» Your task
Collect all lines from the records below that include the word "members".

---------- Provided records

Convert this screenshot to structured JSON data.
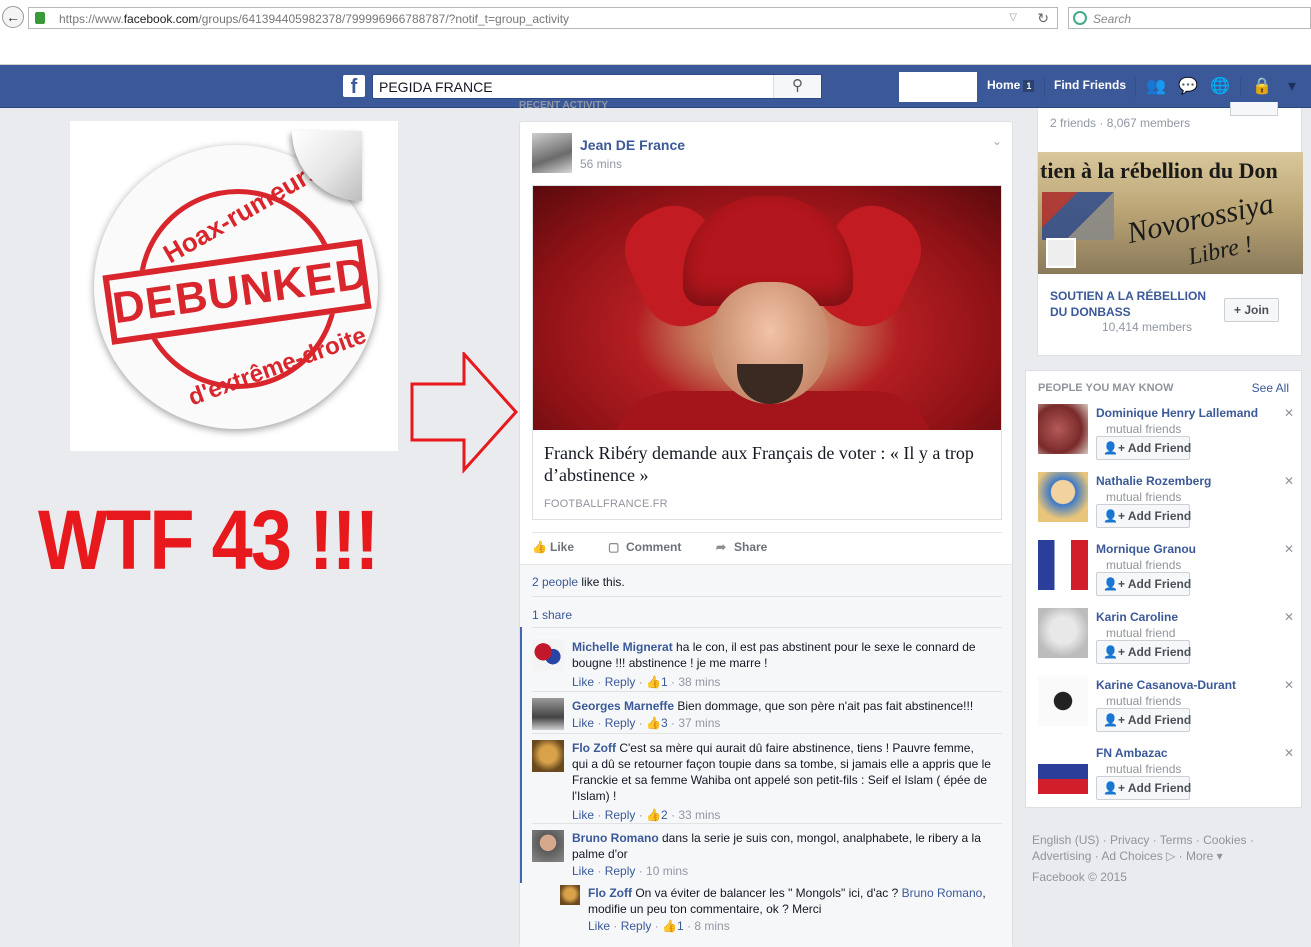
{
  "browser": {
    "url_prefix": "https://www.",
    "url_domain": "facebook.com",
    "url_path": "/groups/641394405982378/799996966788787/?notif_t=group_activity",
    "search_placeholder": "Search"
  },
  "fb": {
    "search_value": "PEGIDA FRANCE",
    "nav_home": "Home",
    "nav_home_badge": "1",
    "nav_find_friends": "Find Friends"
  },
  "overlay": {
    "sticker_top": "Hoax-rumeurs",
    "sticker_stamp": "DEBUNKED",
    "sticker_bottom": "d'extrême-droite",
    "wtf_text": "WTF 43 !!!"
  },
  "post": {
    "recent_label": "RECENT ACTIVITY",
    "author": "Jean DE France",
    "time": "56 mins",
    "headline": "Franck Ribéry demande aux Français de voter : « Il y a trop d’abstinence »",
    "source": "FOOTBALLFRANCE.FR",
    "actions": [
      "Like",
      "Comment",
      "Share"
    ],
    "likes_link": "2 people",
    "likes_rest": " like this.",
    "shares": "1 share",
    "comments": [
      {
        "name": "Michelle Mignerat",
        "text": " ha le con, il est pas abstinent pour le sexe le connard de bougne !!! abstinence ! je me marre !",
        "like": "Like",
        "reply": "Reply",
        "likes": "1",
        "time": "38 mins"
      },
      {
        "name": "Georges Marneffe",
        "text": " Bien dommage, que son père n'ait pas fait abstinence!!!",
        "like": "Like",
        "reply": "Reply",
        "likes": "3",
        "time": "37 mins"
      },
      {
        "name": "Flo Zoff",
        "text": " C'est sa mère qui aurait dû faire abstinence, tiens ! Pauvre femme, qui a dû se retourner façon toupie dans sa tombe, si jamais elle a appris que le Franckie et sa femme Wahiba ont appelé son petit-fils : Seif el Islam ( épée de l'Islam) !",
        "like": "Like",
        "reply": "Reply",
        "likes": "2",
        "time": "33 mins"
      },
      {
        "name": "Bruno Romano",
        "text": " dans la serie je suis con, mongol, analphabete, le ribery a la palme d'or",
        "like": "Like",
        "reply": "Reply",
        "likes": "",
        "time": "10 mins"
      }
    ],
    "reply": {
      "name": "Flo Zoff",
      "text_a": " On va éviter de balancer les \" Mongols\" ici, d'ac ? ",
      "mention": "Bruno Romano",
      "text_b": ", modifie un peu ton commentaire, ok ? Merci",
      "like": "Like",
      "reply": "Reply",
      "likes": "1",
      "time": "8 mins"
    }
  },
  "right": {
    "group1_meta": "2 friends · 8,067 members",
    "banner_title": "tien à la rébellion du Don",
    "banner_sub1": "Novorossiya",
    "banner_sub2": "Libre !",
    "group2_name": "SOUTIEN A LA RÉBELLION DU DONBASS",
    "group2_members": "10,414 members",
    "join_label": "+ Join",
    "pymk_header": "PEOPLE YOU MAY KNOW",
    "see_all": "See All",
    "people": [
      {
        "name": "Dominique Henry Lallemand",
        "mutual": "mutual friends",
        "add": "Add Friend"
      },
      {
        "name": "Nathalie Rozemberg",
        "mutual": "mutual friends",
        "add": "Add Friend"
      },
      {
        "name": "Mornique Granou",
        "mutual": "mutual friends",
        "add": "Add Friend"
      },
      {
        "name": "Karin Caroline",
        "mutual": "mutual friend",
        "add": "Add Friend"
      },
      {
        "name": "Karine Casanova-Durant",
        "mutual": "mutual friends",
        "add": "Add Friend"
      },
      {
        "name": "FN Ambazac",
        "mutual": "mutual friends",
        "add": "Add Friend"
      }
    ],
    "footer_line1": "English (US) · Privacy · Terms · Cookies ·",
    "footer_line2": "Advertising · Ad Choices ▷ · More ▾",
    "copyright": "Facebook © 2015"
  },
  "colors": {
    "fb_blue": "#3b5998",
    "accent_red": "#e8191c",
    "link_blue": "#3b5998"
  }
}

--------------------

» Answer box
    "group1_meta": "2 friends · 8,067 members",
    "group2_members": "10,414 members",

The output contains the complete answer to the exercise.